SHEFEX flight experiment on the launch pad
SHEFEX, artist's impression
Cologne/Andoya - By launching its SHEFEX (Sharp Edge Flight Experiment) project, the German Aerospace Center (DLR) has set itself the objective of testing new thermal protection concepts for spacecraft returning to Earth and at the same time of testing the suitability of a sharp-edged design for the aerodynamic configuration.
The unique flight experiment is a DLR research project involving industrial partners. Plans are in place to launch from the launch site on the Norwegian island of Andoya on 27 October 2005.

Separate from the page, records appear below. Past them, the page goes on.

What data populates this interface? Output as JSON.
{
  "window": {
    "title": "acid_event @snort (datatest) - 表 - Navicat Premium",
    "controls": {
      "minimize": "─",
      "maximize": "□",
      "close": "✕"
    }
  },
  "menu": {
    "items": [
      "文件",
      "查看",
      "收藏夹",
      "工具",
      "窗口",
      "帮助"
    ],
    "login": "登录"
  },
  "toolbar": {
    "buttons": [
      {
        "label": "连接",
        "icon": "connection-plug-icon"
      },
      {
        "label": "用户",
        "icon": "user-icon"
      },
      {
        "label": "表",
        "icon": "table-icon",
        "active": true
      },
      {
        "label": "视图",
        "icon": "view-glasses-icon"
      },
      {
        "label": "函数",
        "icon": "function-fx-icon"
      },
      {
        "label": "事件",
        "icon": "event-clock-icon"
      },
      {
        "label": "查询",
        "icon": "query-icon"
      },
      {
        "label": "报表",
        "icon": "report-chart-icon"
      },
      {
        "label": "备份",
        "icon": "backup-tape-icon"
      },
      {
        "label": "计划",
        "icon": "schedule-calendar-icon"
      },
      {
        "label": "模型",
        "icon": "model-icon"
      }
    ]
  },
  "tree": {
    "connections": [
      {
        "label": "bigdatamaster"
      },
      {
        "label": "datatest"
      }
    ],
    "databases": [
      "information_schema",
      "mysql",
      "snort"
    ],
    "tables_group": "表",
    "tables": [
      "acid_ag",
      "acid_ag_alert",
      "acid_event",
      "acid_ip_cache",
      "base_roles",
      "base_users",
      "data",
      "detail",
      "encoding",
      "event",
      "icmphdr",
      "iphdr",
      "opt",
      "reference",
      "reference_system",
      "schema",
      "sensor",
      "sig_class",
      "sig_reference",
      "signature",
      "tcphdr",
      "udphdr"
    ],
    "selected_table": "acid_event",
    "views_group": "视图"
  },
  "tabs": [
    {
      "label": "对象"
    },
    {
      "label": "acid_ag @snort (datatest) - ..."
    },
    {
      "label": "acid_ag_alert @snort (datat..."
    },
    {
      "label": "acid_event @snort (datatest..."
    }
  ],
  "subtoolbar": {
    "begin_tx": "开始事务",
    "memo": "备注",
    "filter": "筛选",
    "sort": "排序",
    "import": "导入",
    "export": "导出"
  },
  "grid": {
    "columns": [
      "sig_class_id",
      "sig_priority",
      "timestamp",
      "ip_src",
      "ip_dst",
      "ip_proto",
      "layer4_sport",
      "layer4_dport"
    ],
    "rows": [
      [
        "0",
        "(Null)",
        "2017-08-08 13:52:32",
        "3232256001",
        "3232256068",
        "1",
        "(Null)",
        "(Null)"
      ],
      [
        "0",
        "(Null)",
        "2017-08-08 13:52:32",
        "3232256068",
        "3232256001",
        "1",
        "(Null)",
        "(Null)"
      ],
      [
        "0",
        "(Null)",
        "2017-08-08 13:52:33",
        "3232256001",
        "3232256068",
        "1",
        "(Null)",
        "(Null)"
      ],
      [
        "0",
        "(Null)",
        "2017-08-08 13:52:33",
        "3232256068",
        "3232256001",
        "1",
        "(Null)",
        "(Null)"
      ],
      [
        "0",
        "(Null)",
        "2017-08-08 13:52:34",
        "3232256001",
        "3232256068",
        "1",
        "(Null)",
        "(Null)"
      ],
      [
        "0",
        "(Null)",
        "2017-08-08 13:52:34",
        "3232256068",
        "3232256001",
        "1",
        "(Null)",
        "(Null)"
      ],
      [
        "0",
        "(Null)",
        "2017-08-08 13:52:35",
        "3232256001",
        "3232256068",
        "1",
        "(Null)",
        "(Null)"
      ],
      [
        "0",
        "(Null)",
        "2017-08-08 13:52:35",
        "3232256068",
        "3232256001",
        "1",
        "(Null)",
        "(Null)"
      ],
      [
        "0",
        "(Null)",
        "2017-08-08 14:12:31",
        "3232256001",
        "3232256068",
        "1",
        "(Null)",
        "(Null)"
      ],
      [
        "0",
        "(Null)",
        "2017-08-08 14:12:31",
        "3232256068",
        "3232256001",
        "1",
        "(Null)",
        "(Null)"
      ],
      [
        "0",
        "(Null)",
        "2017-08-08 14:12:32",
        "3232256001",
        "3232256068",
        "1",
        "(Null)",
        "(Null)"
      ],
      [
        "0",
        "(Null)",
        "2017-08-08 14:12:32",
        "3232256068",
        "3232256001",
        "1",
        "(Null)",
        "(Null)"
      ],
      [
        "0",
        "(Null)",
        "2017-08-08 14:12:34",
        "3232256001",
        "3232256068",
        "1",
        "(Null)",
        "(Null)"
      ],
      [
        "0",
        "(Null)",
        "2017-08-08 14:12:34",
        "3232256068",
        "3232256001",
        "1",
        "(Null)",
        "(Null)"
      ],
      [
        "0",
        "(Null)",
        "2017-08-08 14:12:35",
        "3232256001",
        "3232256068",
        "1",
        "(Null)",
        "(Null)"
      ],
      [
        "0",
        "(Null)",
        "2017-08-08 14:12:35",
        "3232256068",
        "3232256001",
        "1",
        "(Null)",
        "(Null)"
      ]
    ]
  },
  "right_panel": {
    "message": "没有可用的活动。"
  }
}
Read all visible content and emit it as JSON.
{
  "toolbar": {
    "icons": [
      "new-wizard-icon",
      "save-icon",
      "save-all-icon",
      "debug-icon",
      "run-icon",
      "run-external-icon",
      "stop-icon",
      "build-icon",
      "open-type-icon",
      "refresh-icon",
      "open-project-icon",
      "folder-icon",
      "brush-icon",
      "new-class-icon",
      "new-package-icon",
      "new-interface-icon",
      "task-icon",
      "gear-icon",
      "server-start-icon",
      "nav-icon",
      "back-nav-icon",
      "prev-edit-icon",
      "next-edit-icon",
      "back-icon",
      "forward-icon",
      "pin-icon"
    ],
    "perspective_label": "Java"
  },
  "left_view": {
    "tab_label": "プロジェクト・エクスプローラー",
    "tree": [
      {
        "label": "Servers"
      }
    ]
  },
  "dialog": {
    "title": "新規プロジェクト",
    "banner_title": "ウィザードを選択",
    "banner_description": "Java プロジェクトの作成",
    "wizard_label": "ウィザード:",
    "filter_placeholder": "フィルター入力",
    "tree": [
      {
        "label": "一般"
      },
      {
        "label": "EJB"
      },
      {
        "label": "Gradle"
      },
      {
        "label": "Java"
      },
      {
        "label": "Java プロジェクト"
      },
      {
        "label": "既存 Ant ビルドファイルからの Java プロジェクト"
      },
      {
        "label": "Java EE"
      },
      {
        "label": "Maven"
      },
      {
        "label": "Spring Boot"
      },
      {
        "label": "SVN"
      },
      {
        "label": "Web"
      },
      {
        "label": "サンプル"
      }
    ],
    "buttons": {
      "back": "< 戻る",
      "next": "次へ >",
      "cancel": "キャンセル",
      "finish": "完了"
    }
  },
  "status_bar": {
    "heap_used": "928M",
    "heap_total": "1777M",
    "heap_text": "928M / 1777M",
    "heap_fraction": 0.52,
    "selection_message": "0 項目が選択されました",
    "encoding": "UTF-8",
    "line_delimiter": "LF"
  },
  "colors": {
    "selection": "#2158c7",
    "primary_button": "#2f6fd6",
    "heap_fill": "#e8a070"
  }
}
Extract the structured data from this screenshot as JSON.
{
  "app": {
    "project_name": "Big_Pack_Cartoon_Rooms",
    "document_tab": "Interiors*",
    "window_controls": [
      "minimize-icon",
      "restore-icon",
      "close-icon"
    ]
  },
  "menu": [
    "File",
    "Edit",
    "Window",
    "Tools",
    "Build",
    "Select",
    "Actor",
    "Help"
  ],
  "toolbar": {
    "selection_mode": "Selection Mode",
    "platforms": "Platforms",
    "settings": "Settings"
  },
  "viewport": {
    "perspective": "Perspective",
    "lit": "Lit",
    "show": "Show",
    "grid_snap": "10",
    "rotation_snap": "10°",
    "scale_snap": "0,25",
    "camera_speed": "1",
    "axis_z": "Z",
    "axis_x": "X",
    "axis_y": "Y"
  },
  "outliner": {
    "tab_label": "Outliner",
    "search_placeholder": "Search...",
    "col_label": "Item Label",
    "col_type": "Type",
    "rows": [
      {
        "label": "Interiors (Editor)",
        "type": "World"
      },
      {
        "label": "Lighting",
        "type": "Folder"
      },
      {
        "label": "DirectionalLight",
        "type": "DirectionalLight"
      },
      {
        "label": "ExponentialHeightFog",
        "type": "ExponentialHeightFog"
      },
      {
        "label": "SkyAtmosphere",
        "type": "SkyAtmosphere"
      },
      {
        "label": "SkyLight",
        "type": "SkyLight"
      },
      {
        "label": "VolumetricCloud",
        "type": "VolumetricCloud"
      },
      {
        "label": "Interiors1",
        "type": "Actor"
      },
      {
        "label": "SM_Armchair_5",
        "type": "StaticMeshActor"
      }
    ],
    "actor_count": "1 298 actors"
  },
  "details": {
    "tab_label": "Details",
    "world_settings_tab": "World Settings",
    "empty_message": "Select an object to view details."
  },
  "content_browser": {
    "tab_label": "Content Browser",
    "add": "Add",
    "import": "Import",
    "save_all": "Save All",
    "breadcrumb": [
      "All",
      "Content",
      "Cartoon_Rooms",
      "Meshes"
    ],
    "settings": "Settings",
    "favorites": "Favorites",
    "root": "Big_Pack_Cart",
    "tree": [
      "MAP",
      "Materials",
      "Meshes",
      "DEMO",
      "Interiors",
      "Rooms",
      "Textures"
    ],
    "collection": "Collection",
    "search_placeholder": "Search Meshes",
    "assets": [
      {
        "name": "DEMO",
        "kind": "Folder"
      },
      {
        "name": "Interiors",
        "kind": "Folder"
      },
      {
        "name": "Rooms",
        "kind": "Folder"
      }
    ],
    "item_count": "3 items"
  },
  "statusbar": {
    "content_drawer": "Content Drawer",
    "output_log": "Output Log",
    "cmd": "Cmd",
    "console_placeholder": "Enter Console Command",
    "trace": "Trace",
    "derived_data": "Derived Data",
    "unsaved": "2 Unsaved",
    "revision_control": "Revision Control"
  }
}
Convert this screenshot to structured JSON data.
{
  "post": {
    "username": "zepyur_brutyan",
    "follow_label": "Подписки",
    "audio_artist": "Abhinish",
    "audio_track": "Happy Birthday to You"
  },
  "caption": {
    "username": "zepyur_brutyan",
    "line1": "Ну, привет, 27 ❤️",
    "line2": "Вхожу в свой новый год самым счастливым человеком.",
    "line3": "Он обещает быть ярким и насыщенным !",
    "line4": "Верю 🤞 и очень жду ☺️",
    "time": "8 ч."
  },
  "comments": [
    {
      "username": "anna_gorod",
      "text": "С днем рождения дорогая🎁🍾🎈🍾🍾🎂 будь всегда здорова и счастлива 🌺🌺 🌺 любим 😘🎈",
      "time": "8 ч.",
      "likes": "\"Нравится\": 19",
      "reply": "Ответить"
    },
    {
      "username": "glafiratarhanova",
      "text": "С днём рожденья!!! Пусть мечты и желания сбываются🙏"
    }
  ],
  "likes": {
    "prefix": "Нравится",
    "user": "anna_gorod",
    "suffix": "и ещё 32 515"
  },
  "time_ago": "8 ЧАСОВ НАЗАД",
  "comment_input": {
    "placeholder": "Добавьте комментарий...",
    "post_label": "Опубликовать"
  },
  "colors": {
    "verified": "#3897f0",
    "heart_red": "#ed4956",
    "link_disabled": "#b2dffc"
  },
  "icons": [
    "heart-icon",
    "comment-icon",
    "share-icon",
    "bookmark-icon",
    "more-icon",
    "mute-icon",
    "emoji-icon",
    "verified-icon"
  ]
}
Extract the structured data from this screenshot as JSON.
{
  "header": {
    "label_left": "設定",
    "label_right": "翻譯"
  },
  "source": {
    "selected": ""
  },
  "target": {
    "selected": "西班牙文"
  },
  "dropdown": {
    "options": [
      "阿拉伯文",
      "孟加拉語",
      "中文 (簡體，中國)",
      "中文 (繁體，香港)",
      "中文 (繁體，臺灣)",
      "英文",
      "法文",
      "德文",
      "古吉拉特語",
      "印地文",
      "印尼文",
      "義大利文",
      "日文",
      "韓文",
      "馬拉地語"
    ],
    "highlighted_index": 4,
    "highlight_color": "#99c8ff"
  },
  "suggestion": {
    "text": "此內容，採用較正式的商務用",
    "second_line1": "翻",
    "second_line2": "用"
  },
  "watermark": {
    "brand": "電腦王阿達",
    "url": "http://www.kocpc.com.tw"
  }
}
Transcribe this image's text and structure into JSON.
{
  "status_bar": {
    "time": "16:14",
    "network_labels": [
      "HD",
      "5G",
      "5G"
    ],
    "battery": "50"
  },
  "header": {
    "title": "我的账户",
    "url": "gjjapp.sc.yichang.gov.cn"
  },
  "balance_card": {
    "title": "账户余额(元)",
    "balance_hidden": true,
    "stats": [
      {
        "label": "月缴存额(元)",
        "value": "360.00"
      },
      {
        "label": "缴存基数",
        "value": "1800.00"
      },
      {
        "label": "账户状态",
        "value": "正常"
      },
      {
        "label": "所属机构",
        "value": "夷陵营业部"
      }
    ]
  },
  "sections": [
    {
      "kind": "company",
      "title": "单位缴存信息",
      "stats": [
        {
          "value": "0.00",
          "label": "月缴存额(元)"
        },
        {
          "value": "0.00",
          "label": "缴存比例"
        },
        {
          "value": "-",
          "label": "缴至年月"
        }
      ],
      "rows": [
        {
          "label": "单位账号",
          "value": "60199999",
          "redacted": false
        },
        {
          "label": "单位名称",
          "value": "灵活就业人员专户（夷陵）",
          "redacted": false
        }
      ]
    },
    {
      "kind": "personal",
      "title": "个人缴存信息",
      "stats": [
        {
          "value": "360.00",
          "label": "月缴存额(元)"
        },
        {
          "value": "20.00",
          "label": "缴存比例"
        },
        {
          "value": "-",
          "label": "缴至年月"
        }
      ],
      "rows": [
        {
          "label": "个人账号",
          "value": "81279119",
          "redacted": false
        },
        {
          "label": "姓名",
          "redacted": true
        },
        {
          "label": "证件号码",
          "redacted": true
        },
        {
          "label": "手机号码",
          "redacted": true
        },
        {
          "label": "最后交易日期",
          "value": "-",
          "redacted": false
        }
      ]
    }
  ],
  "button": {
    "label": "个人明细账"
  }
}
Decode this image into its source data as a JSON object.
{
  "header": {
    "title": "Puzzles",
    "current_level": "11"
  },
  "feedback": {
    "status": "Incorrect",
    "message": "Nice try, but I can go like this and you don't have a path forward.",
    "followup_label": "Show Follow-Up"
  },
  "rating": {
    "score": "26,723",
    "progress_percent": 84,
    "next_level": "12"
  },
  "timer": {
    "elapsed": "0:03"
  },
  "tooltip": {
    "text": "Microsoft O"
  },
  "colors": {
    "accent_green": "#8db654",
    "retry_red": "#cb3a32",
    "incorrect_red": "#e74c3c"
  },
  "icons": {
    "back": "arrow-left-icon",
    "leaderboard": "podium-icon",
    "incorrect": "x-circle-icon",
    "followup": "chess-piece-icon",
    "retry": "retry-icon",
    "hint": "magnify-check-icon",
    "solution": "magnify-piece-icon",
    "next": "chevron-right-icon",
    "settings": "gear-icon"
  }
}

The carrier used is a combination of a Brazilian VS-30 as the bottom stage and a HAWK rocket as the top stage. These parts are usually only used for altitude research. After its launch over the Norwegian Sea, SHEFEX will reach an altitude of 300 kilometres and re-enter the Earth's atmosphere at almost seven times the speed of sound: a speed which is fast enough to produce temperatures of up to 1600 degrees Celsius at the tip of the SHEFEX payload.
During re-entry, the experimental unit remains linked to the HAWK rocket in order to use its rudder surfaces to stabilise the attitude of flight. Once the parachute system has been activated, SHEFEX will touch down at sea approximately 300 kilometres from its launch site and will be salvaged for further analysis. The most important measurement data is transferred to the ground station during the flight.
Aerial view of the launching area
The project uses a ceramic re-usable thermal protection system technology, highly advanced in Europe. Fibre-reinforced ceramics, displaying a low weight and resistance to extreme temperatures, are the materials used to produce such systems.
The high costs involved in the production and quality checking of components with complex shapes should be cut dramatically by the structure of the plate-shaped panels and the reduced range of types used here. On re-usable carrier system concepts such as the US Space Shuttle, this structure would result in considerable savings on maintenance and the replacement of damaged elements. The concept could however lead to aerodynamic problems and local overheating at the structure's edge transitions. Given the most recent findings from the field of thermal structural behaviour and new types of active cooling techniques, it should be possible for these effects to be overcome.
Preparing a similar rocket in Brazil
SHEFEX is being used to investigate the fundamental aspects of the feasibility of such 'facetted' external shapes and their flight capability. The missile has all the characteristic shapes, such as convex kinks and convex shapings, required by any meaningful aerodynamic and structural investigation. Alongside the ceramic thermal protection system, SHEFEX therefore also includes a multitude of sensors which allow for extremely accurate recording of the thermal and aerodynamic effects during the flight.
The aerodynamic design, the theoretical prediction of flow characteristics and tests in the plasma wind tunnel were undertaken at the DLR Institute of Aerodynamics and Flow Technology in Brunswick, Cologne and Göttingen. The SHEFEX experiment was developed, produced and integrated at DLR's Institute of Structures and Design in Stuttgart. DLR's mobile rocket base (Moraba) in Oberpfaffenhofen is being used to prepare the rockets and to carry out the launch.
EADS and MT-Aerospace are involved in other experiments on new types of thermal protection systems involved in the SHEFEX flight experiment.
The three-year project has been financed by the Helmholtz Association of German Research Centres (HGF) and DLR as part of their space programme.